Democrat Temple Lentz secured close to 33.7 percent of the vote as the front-runner, with incumbent Republican Jeanne Stewart in a close second with 33.1 percent, exactly 100 votes behind. Jim Moeller, also a Democrat, looks to be out of the contest with 31.9 percent, though the positions could change with an estimated 17,000 ballots left to count in Clark County.

The race for Legislative District 17 Position 1 had three candidates though one, James Tolson, suspended his campaign in June. He still picked up about 7.4 percent of the vote. Incumbent Republican Vicki Kraft and challenger Democrat Tanisha Harris will likely advance, netting 48.7 and 43.8 percent respectively.

In another State Legislature race, Clark County votes were similar to the multi-county district-wide contest. Incumbent Ed Orcutt, R-Kalama, led both locally and across District 20, receiving 57.7 percent in Clark County and 56.6 percent overall. In both cases Democrat Brennan Bailey was second, receiving 35.4 locally and 34.7 percent district-wide, leaving independent candidate Mark Smith in third in both cases.

The race for Clark Public Utilities District commissioner has the incumbent with a majority vote as current District 1 seatholder Jim Malinowski had about 56.6 percent of the vote as of the second count. In second was Sherry Erickson with 27 percent, making Judy Chipman the odd one out with 16.4 percent.

The race for Clark County Assessor has the incumbent on top as Republican Peter Van Nortwick took 43.1 percent of the first county’s votes. Fellow Republican challenger Darren Wertz took 31.7 percent with Norbert Schlecht, no party, trailing in third with 25.2 percent.

Outside of top-two contests, a levy lid lift for Clark County Fire Protection District 13 looked to be passing at greater than a two-to-one lead. The measure would lift the district levy rate from 84 cents per $1,000 of assessed value to $1.25 per $1,000 and would be used to replace aging equipment for the fire department that covers about 37 square miles of northeastern Clark County. As of the first count it had about 67.7 percent approval.

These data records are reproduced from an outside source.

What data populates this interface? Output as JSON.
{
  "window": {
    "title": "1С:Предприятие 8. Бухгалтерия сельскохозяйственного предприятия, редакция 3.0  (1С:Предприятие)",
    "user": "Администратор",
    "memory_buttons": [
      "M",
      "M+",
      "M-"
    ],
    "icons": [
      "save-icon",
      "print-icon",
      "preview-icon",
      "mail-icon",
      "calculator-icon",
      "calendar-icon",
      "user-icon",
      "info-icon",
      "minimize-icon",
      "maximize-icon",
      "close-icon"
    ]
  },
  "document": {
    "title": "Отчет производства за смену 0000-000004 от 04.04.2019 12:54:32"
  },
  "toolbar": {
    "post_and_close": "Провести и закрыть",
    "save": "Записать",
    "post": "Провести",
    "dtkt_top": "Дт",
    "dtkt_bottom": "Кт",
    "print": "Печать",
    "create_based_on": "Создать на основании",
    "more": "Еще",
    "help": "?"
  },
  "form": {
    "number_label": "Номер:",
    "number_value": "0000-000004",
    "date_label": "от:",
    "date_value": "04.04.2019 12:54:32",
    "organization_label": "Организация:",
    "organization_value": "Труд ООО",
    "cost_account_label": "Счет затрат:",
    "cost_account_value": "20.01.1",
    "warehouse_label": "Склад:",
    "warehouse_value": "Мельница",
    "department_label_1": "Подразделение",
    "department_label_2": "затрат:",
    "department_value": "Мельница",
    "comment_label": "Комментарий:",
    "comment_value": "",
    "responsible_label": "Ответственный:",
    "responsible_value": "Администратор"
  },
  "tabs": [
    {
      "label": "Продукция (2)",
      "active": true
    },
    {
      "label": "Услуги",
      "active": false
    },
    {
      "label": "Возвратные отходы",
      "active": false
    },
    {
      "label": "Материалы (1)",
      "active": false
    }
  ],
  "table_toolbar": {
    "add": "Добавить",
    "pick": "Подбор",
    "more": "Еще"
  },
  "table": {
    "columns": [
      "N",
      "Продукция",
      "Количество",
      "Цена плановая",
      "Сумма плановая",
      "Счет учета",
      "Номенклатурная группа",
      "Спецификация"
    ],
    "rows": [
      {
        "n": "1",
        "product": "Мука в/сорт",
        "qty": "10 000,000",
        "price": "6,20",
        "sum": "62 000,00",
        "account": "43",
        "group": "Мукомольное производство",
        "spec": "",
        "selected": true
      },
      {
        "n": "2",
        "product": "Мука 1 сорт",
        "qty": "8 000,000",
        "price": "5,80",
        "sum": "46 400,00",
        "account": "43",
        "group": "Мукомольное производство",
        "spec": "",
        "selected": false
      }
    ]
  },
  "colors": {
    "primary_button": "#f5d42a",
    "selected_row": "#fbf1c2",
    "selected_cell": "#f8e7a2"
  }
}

Editor’s note: Races with only two candidates have been omitted from the preliminary reports.